This was not the end of nuclear controversy in U.S.-Taiwan relations. In 1988, ten years after Chiang made this commitment, another controversy over secret reprocessing emerged, not long after the defection of a Taiwanese colonel, since rumored to have been a CIA agent. Then Taipei apparently assented to U.S. requirements, but more needs to be learned about this flap and the secret understandings that ensued.
That Taiwan depended on the United States for its security made it possible for Washington to intervene repeatedly in Taipei’s nuclear affairs. Without that “unique” relationship, demarches to the head of state would not have been quite so effective.

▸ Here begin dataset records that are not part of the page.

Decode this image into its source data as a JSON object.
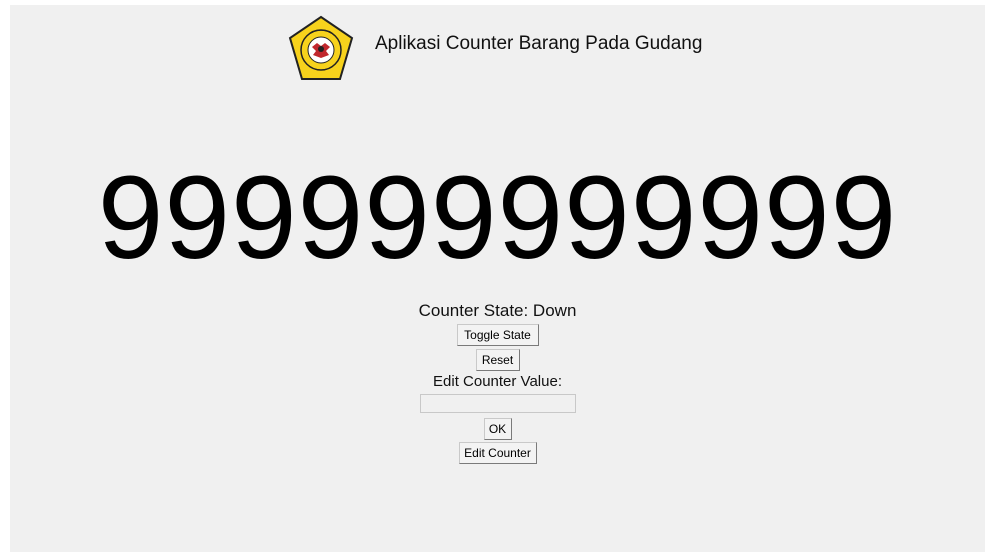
{
  "app": {
    "title": "Aplikasi Counter Barang Pada Gudang",
    "accent": "#f7d21c"
  },
  "counter": {
    "value": "999999999999"
  },
  "state": {
    "label": "Counter State: Down"
  },
  "buttons": {
    "toggle": "Toggle State",
    "reset": "Reset",
    "ok": "OK",
    "edit": "Edit Counter"
  },
  "edit": {
    "label": "Edit Counter Value:",
    "value": "",
    "placeholder": ""
  },
  "logo": {
    "icon": "university-seal-icon",
    "text_top": "UNIVERSITAS MERDEKA",
    "text_bottom": "MALANG"
  }
}
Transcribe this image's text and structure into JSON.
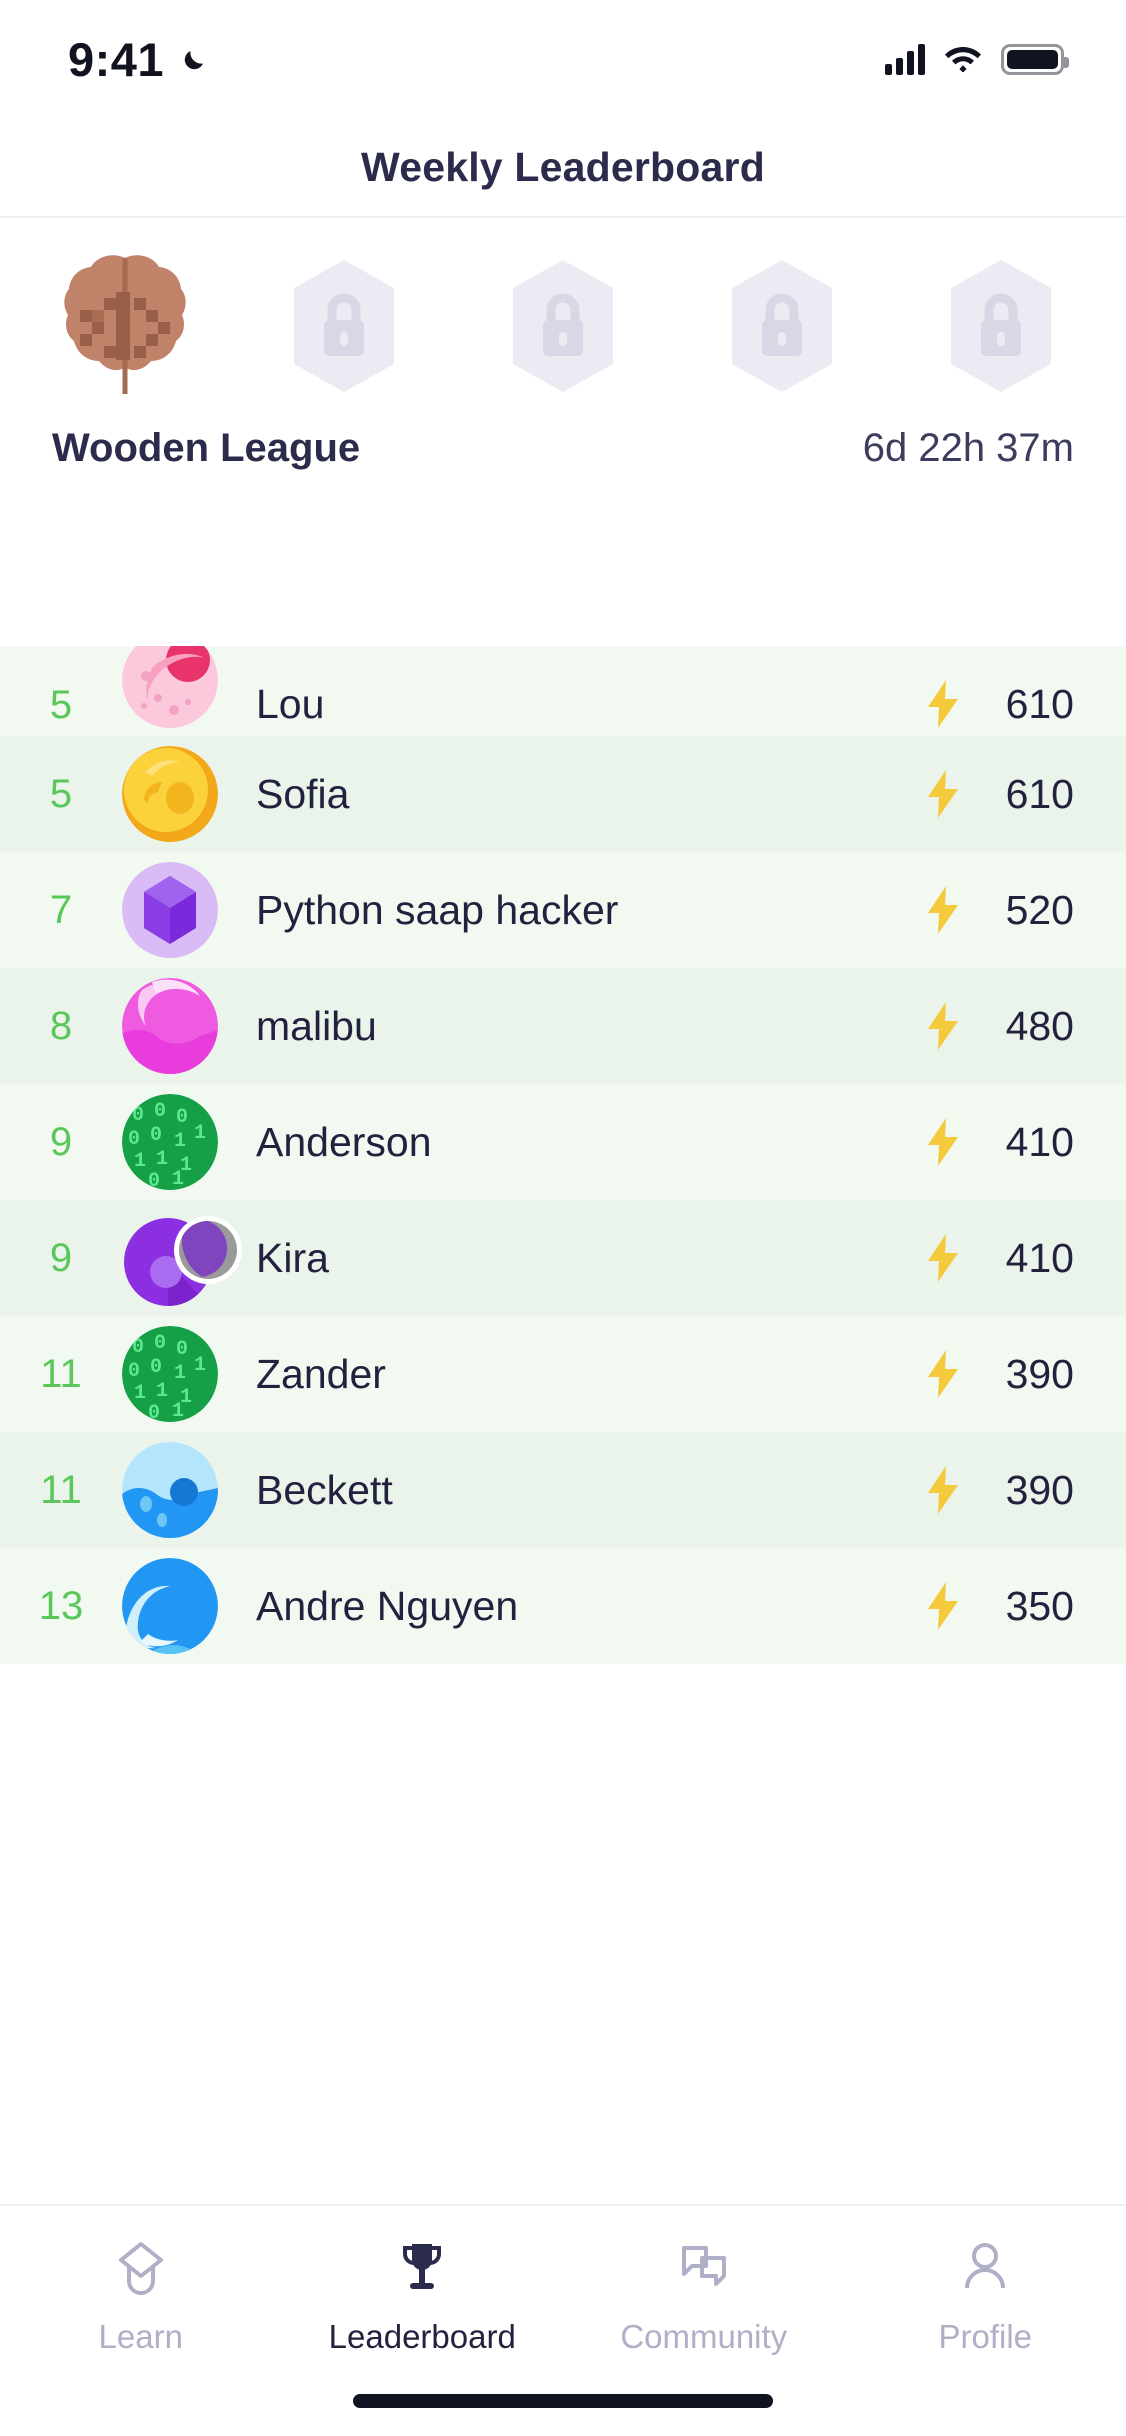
{
  "status_bar": {
    "time": "9:41",
    "dnd_icon": "moon-icon",
    "cellular_icon": "cellular-bars-icon",
    "wifi_icon": "wifi-icon",
    "battery_icon": "battery-icon"
  },
  "header": {
    "title": "Weekly Leaderboard"
  },
  "league": {
    "name": "Wooden League",
    "timer": "6d 22h 37m",
    "badges": [
      {
        "icon": "wooden-brain-badge-icon",
        "locked": false,
        "label": "Wooden League"
      },
      {
        "icon": "locked-badge-icon",
        "locked": true,
        "label": "Locked"
      },
      {
        "icon": "locked-badge-icon",
        "locked": true,
        "label": "Locked"
      },
      {
        "icon": "locked-badge-icon",
        "locked": true,
        "label": "Locked"
      },
      {
        "icon": "locked-badge-icon",
        "locked": true,
        "label": "Locked"
      }
    ]
  },
  "leaderboard": {
    "score_icon": "lightning-bolt-icon",
    "rows": [
      {
        "rank": "5",
        "name": "Lou",
        "score": "610",
        "avatar": "pink-planet-avatar",
        "current_user": false
      },
      {
        "rank": "5",
        "name": "Sofia",
        "score": "610",
        "avatar": "gold-coin-avatar",
        "current_user": false
      },
      {
        "rank": "7",
        "name": "Python saap hacker",
        "score": "520",
        "avatar": "purple-cube-avatar",
        "current_user": false
      },
      {
        "rank": "8",
        "name": "malibu",
        "score": "480",
        "avatar": "pink-swirl-avatar",
        "current_user": false
      },
      {
        "rank": "9",
        "name": "Anderson",
        "score": "410",
        "avatar": "green-binary-avatar",
        "current_user": false
      },
      {
        "rank": "9",
        "name": "Kira",
        "score": "410",
        "avatar": "purple-venn-avatar",
        "current_user": true
      },
      {
        "rank": "11",
        "name": "Zander",
        "score": "390",
        "avatar": "green-binary-avatar",
        "current_user": false
      },
      {
        "rank": "11",
        "name": "Beckett",
        "score": "390",
        "avatar": "blue-water-avatar",
        "current_user": false
      },
      {
        "rank": "13",
        "name": "Andre Nguyen",
        "score": "350",
        "avatar": "blue-wave-avatar",
        "current_user": false
      }
    ]
  },
  "tabbar": {
    "items": [
      {
        "label": "Learn",
        "icon": "graduation-cap-icon",
        "active": false
      },
      {
        "label": "Leaderboard",
        "icon": "trophy-icon",
        "active": true
      },
      {
        "label": "Community",
        "icon": "chat-bubbles-icon",
        "active": false
      },
      {
        "label": "Profile",
        "icon": "person-icon",
        "active": false
      }
    ]
  },
  "colors": {
    "accent_green": "#5BC75B",
    "text_dark": "#22223F",
    "title_navy": "#2B2B4B",
    "bolt_yellow": "#F5C93C",
    "row_light": "#F2F9F1",
    "row_alt": "#EAF4EA",
    "tab_inactive": "#AFAFC7"
  }
}
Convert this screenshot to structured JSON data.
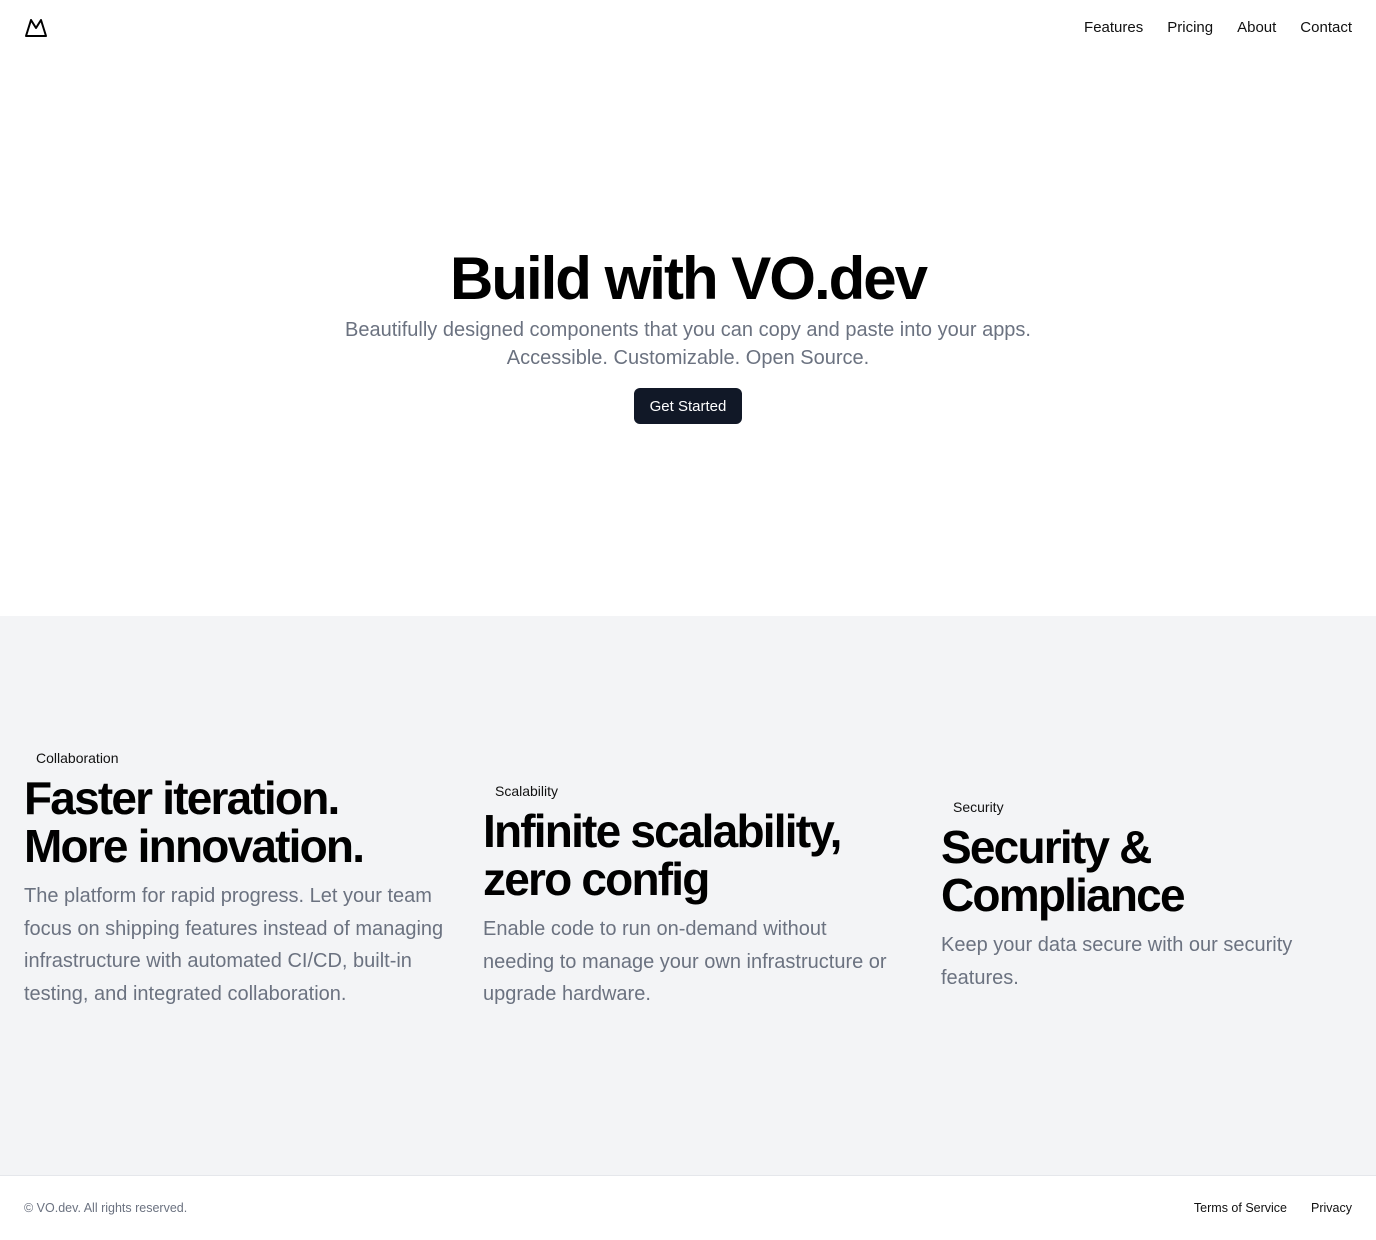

Moreover, that Washington conducted its campaign behind the scenes may also have made a difference; although Chiang was an autocrat, secrecy meant that he would have less reason to worry about public opinion. In the 1970s, a broad international consensus against reprocessing existed, so it was possible to discourage countries from moving in that direction (South Korea is another example). Further, the possibility of angering Beijing may have provided an element of restraint on Taipei’s side.
The repeated U.S. interventions in Taipei’s nuclear affairs show the great difficulty of imposing nonproliferation standards even on friendly client states. Today, the possibilities of success are even less certain. With Iran, for example, Washington has no embassy for delivering messages and certainly has no security relationship with Tehran. While the Taiwanese had to take into account Beijing’s reactions, the Iranians have no powerful neighbor that can significantly constrain them. Moreover, while Iran is far from being a democracy, its highly nationalistic population plays an important role in the current crisis by supporting a right to a nuclear program. Most important, unlike the flap over Taiwan, the current crisis is an international one involving the UN Security Council; the UN’s prestige is at stake in a resolution. Secret U.S. diplomacy with Iran is conceivable, but it is questionable whether the current administration would offer Tehran meaningful security guarantees. And would the Iranians even accept?